■ WORK INSTRUCTIONS: Scan the entries below for the word "Clicky" and copy every line where it turns up.

■ Collection entries:
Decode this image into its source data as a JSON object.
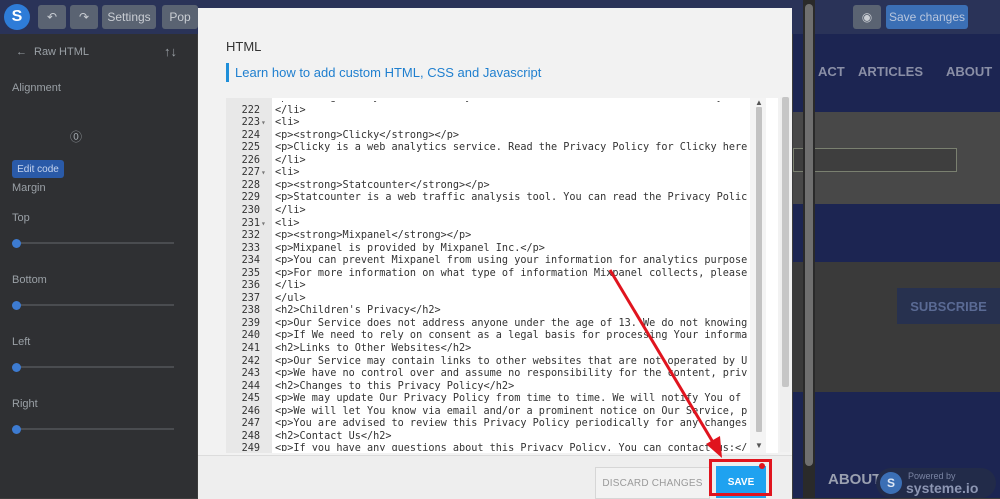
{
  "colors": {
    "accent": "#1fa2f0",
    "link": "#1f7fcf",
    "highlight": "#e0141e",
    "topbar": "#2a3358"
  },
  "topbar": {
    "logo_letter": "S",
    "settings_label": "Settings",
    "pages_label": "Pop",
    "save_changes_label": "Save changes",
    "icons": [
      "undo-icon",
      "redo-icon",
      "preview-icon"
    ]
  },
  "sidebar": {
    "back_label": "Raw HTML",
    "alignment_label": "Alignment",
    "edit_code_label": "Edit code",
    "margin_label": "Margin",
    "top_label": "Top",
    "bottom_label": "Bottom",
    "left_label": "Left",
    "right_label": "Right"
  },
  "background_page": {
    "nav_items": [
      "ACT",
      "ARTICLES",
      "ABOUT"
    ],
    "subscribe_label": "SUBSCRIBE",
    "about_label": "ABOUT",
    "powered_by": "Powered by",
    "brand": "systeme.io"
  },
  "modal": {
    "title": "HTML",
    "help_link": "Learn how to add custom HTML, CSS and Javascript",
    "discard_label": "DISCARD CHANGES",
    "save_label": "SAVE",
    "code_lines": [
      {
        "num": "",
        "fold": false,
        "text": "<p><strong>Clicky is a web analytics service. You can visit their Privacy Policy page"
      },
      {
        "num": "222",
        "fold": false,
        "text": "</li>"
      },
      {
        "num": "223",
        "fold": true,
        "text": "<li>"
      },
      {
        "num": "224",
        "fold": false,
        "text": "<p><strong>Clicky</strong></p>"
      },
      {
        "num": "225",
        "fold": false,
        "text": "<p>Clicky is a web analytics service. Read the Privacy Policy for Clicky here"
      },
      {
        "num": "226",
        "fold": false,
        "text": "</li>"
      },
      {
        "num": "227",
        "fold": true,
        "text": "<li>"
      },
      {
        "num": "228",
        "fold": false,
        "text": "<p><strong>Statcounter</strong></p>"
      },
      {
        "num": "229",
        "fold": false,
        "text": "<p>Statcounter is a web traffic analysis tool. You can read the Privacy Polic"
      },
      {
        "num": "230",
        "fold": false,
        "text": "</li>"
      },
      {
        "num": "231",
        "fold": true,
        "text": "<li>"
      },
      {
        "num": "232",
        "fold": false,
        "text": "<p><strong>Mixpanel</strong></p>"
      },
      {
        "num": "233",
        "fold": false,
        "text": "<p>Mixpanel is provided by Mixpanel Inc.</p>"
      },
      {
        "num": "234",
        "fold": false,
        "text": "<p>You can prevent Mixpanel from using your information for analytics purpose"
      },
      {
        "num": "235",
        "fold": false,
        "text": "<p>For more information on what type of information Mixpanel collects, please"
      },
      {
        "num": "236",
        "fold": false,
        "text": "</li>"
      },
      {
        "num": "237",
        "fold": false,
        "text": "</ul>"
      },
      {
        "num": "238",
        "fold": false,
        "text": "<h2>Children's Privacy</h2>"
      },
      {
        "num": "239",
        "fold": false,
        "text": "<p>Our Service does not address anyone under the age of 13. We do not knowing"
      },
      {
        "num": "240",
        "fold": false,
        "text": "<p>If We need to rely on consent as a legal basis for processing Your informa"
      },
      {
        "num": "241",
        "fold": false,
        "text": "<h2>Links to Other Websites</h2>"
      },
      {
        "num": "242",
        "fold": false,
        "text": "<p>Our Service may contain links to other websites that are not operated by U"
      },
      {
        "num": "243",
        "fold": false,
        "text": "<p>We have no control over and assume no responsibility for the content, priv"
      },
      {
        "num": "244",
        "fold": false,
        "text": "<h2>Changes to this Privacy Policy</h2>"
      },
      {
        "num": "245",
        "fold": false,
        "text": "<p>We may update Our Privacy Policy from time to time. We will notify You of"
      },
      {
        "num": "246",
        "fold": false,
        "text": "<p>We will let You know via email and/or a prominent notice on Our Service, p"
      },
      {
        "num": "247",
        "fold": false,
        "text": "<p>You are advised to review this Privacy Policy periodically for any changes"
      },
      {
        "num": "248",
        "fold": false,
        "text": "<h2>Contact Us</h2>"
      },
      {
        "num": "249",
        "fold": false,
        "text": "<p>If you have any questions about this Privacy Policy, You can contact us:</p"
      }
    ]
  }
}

■ COMPLETED EXERCISE:
        "text": "<p><strong>Clicky is a web analytics service. You can visit their Privacy Policy page"
        "text": "<p><strong>Clicky</strong></p>"
        "text": "<p>Clicky is a web analytics service. Read the Privacy Policy for Clicky here"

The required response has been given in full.